Speaking at the event, CEO of ARMSCOR, Adv. Solomzi Mbada, stated that “the acquisition strategy for this project included Commercial-Off–The-Shelf (COTS) equipment, as well as compliance with the dti 60% local content shipbuilding designation requirement, Defence Industrial Participation (DIP) and National Industrial Participation (NIP). This ensured that ARMSCOR could maximise local participation and ensure that the vessels can be supported locally, thereby minimising the life cycle support costs.

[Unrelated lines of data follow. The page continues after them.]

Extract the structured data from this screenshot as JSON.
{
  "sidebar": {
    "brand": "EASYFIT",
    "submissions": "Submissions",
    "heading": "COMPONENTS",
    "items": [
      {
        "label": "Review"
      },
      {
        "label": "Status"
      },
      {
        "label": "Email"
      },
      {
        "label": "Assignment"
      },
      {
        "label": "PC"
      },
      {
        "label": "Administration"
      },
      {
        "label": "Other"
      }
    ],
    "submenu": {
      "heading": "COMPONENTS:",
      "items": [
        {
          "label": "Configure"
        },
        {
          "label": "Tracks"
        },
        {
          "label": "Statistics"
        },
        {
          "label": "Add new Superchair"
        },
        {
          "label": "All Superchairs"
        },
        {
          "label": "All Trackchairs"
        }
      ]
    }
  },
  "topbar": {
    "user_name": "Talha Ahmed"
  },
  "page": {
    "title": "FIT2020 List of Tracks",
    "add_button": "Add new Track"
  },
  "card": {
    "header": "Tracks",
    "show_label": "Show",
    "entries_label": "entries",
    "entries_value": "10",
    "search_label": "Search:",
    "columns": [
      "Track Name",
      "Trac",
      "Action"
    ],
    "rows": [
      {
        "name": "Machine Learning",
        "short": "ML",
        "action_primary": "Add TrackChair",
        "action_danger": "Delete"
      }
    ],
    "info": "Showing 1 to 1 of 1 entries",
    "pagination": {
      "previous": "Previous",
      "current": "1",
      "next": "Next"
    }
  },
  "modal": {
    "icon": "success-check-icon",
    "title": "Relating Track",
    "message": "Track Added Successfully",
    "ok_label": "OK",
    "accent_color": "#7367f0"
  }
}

The strategy further acted as an impetus for the shipyard to improve its local infrastructure and investment in human resources, creating jobs that are much needed to boost the South African economy and help reduce the high unemployment rate.
Speaker Vice Admiral Mosuwa Samuel Hlongwane, Chief of South African Navy, said: “I would like to thank the DSCT team for ensuring that the requirements as articulated by the South African Navy have been brought to light. Amidst the challenges of COVID 19, you have risen to the occasion”.
DSCT’s managing director, Mr Jankees Trimpe Burger, elaborates: “The project undertaking serves as a demonstration of Damen Maritime Security Solutions in action. With this initiative, Damen not only delivers a ship, but also a total maritime solution, encompassing every aspect of vessel operation throughout the lifecycle as well as a contribution to a sustainable maritime industry in the region in which it operates”.
Damen has enthusiastically embraced, adopted and integrated the various applicable government programmes such as DIP, NIP, the Department of Trade and Industry’s Local Content and Enterprise and Supplier Development (ESD) and the Youth Employment Service (YES Initiative) into its project approach, and by doing so is looking to over-achieve on the requirements of many of these programmes. Damen has worked hard to meet the project’s local content requirements of 60%, issuing contracts to a large number of local suppliers. As a result of their work on this project, suppliers are already working on other Damen projects both in and outside of South Africa. Additionally, DSCT’s undertaking of the project has created over 300 direct jobs and over 1,000 indirect jobs in line with the South African Government’s Operation Phakisa objectives.
The event attendance was reduced to a minimum to ensure the safety of all attendees during the ongoing coronavirus pandemic.